- Using the pretext of managing the virus, Myanmar shut down independent news websites, curbing access to information.
- In Cambodia, free speech became a casualty of the pandemic as Prime Minister Hun Sen’s new emergency powers allowed him to limit freedom of movement and assembly and “exert almost unlimited surveillance over telecommunications and crack down even harder on the press and social media,” a report by the Asia Pacific Foundation of Canada said.
Liberal democrats in the region have called for more vigilance to go against attempts by autocrats to exploit the crisis. Moreover, success in battling the virus was “not an issue of democracy versus authoritarianism” but key factors such as trust of citizens on their government, leaders who respond decisively, and effective management and good governance, as Florencio Abad Jr., founding member of the Council for Asian Liberals and Democrats (CALD), and Abhisit Vejjajiva, former prime minister of Thailand pointed out in a CALD online forum.
Strangling Hong Kong
In a territory near the Southeast Asian region, it was in Hong Kong where democracy was most strangled. China killed the “one country, two systems” principle on which Hong Kongers have anchored their freedoms when it imposed the brutal national security law in June 2020, penalizing dissent and unraveling the rule of law. This draconian move came after the massive anti-mainland protests in Hong Kong.
It was not a coincidence that during the pandemic, China had been making more enemies than friends. Hong Kong was only one of them. Senator Francis Pangilinan, who heads CALD, cited China’s “series of aggressive geopolitical skirmishes,” including its border clash with India, standoffs with Vietnam and Malaysia in the South China Sea, and military pressure on Taiwan in an online forum.
During the forum, the speakers, including Emily Lau of the Democratic Party in Hong Kong, urged Western powers, pro-democracy groups to amplify the voices of Hong Kongers struggling to keep their autonomy.
Taiwan: Democracy is ‘like breathing air’
One democratic country outside Southeast Asia that is under threat is Taiwan, not from within, but from its giant neighbor, China, which is just a strait away. China has not given up on bringing back what it calls a “renegade province” to the mainland.
Taiwan has been hyper-vigilant, fortifying its democracy against China’s digital disinformation campaigns to divide the populace and sow distrust in the ruling Democratic Progressive Party. Its vibrant civil society has been working with the Digital Ministry to keep transparency in government robust.
China’s assault on Hong Kong has not deterred the Taiwanese resolve to support Hong Kong and keep their own democratic way of life. As Ketty Chen, vice president of the Taiwan Foundation for Democracy, said, freedom for the Taiwanese cannot be taken away because it is “like breathing air.”
Across Asia, keeping the breath of democracy alive remains a challenge. Philippine Vice-President Leni Robredo put it well during her speech at the CALD General Assembly in November.
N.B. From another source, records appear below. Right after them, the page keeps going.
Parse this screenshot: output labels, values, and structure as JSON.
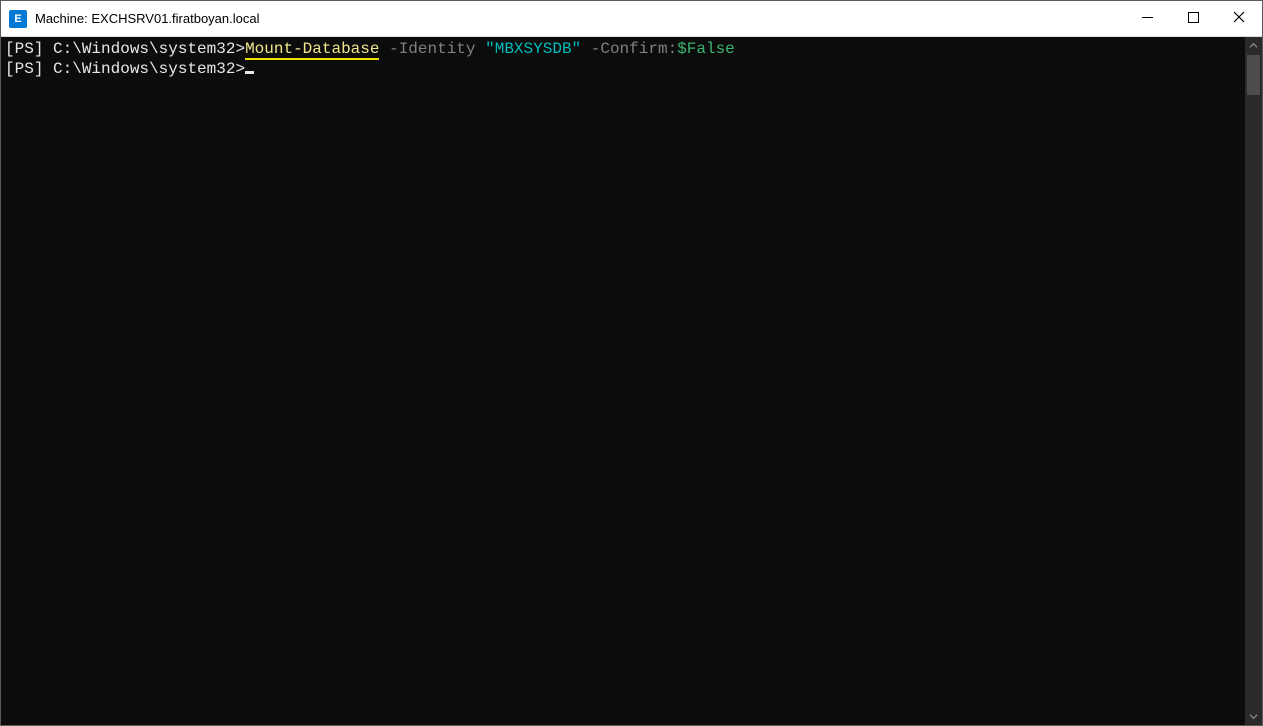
{
  "window": {
    "app_icon_letter": "E",
    "title": "Machine: EXCHSRV01.firatboyan.local"
  },
  "terminal": {
    "lines": [
      {
        "prefix_open": "[",
        "ps_tag": "PS",
        "prefix_close": "] ",
        "path": "C:\\Windows\\system32",
        "gt": ">",
        "cmdlet": "Mount-Database",
        "sp1": " ",
        "param1": "-Identity",
        "sp2": " ",
        "string1": "\"MBXSYSDB\"",
        "sp3": " ",
        "param2": "-Confirm:",
        "bool1": "$False"
      },
      {
        "prefix_open": "[",
        "ps_tag": "PS",
        "prefix_close": "] ",
        "path": "C:\\Windows\\system32",
        "gt": ">"
      }
    ]
  }
}
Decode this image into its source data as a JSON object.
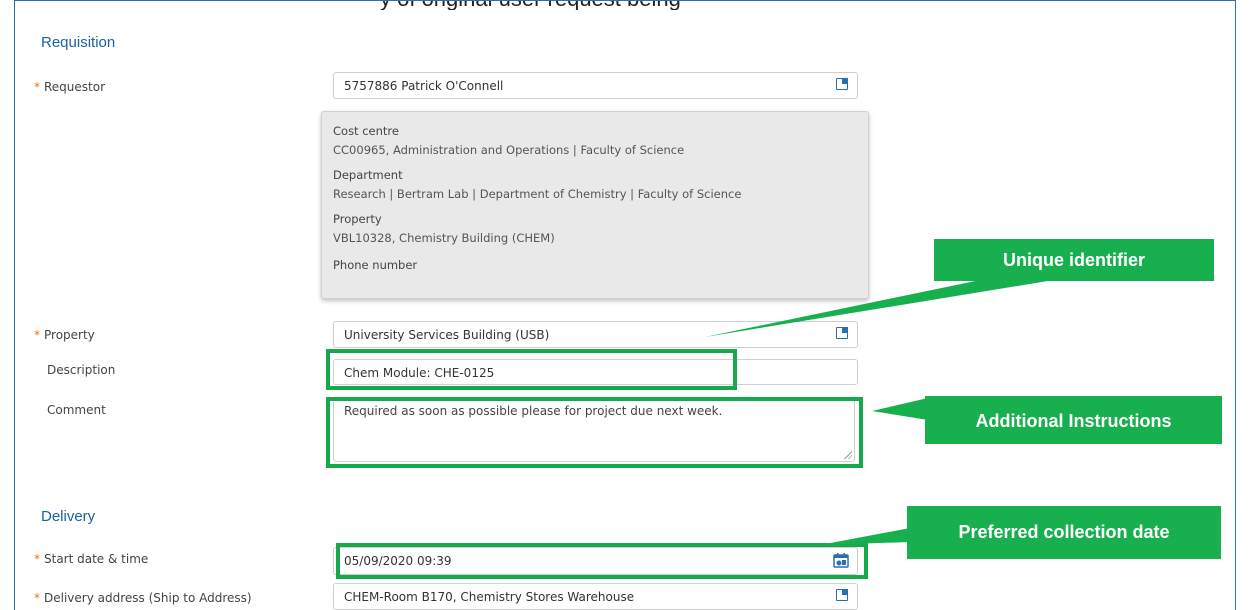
{
  "page": {
    "header_hint": "y of original user request being"
  },
  "requisition": {
    "section_title": "Requisition",
    "requestor": {
      "label": "Requestor",
      "value": "5757886 Patrick O'Connell"
    },
    "info": {
      "cost_centre_label": "Cost centre",
      "cost_centre_value": "CC00965, Administration and Operations | Faculty of Science",
      "department_label": "Department",
      "department_value": "Research | Bertram Lab | Department of Chemistry | Faculty of Science",
      "property_label": "Property",
      "property_value": "VBL10328, Chemistry Building (CHEM)",
      "phone_label": "Phone number"
    },
    "property": {
      "label": "Property",
      "value": "University Services Building (USB)"
    },
    "description": {
      "label": "Description",
      "value": "Chem Module: CHE-0125"
    },
    "comment": {
      "label": "Comment",
      "value": "Required as soon as possible please for project due next week."
    }
  },
  "delivery": {
    "section_title": "Delivery",
    "start": {
      "label": "Start date & time",
      "value": "05/09/2020 09:39"
    },
    "address": {
      "label": "Delivery address (Ship to Address)",
      "value": "CHEM-Room B170, Chemistry Stores Warehouse"
    }
  },
  "callouts": {
    "unique": "Unique identifier",
    "additional": "Additional Instructions",
    "preferred": "Preferred collection date"
  },
  "colors": {
    "accent": "#1a62a4",
    "highlight": "#18b04f",
    "required": "#e07a2a"
  },
  "icons": {
    "lookup": "lookup-icon",
    "calendar": "calendar-icon",
    "resize": "resize-handle-icon"
  }
}
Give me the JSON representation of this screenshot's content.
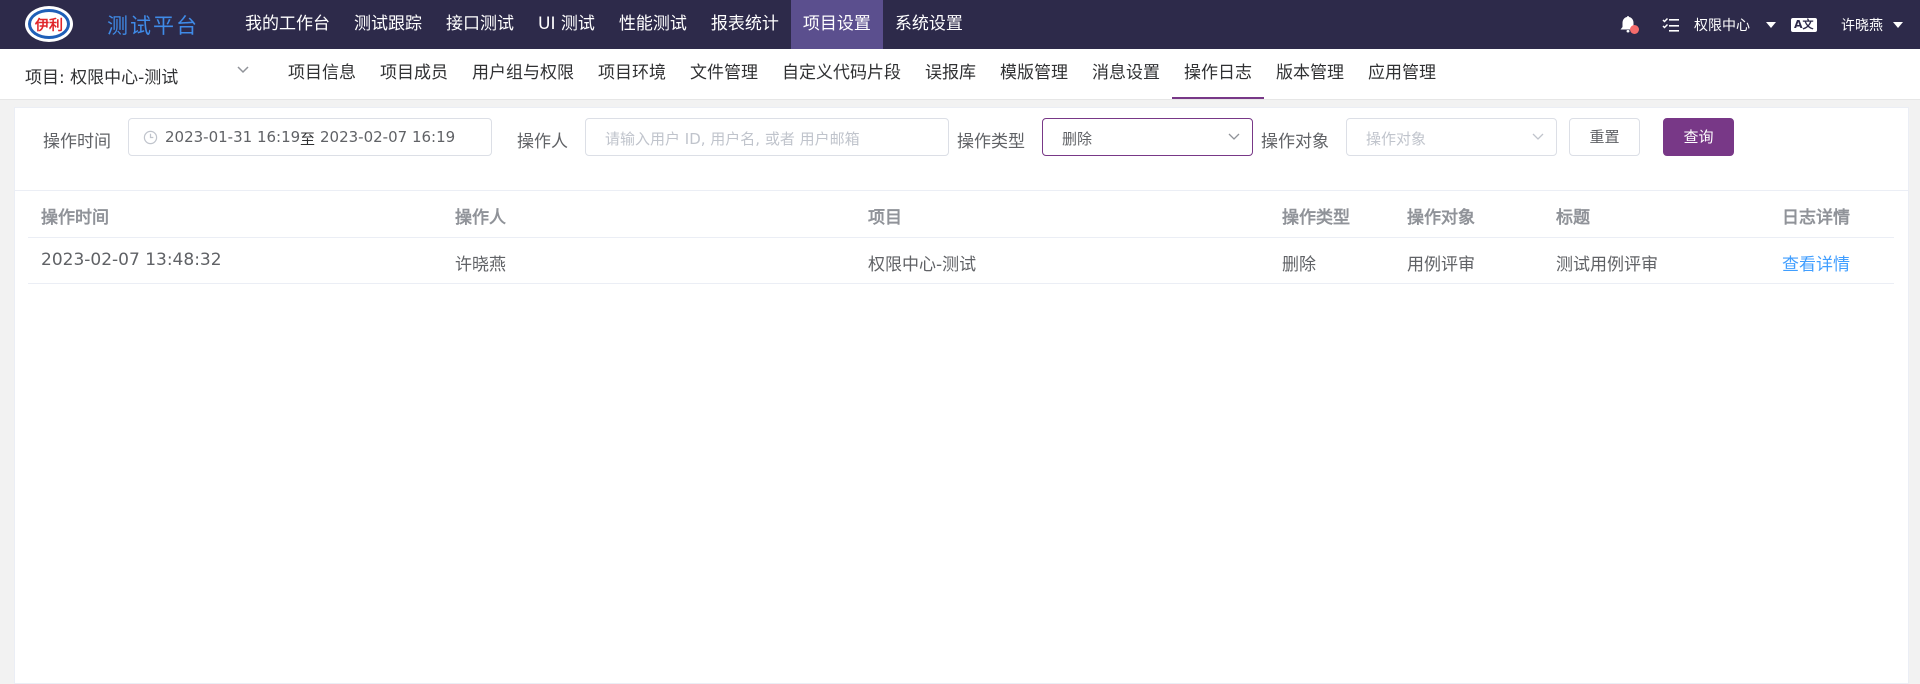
{
  "topbar": {
    "logo_text": "伊利",
    "brand": "测试平台",
    "nav": [
      "我的工作台",
      "测试跟踪",
      "接口测试",
      "UI 测试",
      "性能测试",
      "报表统计",
      "项目设置",
      "系统设置"
    ],
    "active_nav": "项目设置",
    "workspace": "权限中心",
    "user": "许晓燕",
    "lang_icon": "A文"
  },
  "subnav": {
    "project": "项目: 权限中心-测试",
    "tabs": [
      "项目信息",
      "项目成员",
      "用户组与权限",
      "项目环境",
      "文件管理",
      "自定义代码片段",
      "误报库",
      "模版管理",
      "消息设置",
      "操作日志",
      "版本管理",
      "应用管理"
    ],
    "active_tab": "操作日志"
  },
  "filter": {
    "time_label": "操作时间",
    "time_start": "2023-01-31 16:19",
    "time_sep": "至",
    "time_end": "2023-02-07 16:19",
    "operator_label": "操作人",
    "operator_placeholder": "请输入用户 ID, 用户名, 或者 用户邮箱",
    "type_label": "操作类型",
    "type_value": "删除",
    "object_label": "操作对象",
    "object_placeholder": "操作对象",
    "reset_button": "重置",
    "query_button": "查询"
  },
  "table": {
    "headers": [
      "操作时间",
      "操作人",
      "项目",
      "操作类型",
      "操作对象",
      "标题",
      "日志详情"
    ],
    "rows": [
      [
        "2023-02-07 13:48:32",
        "许晓燕",
        "权限中心-测试",
        "删除",
        "用例评审",
        "测试用例评审",
        "查看详情"
      ]
    ]
  },
  "colors": {
    "topbar_bg": "#2d2a4a",
    "active_nav_bg": "#5b4f8e",
    "accent": "#783887",
    "link": "#409eff",
    "badge": "#f56c6c"
  }
}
She called on liberals and democrats to make the “necessary pivot” to “engage as many people as possible…to listen…to hold real conversations, to hear real stories, to build real connections…to lean towards the ground and share in the struggle of the people.” In fact, she stressed, this is the “only truly liberal response to the times.”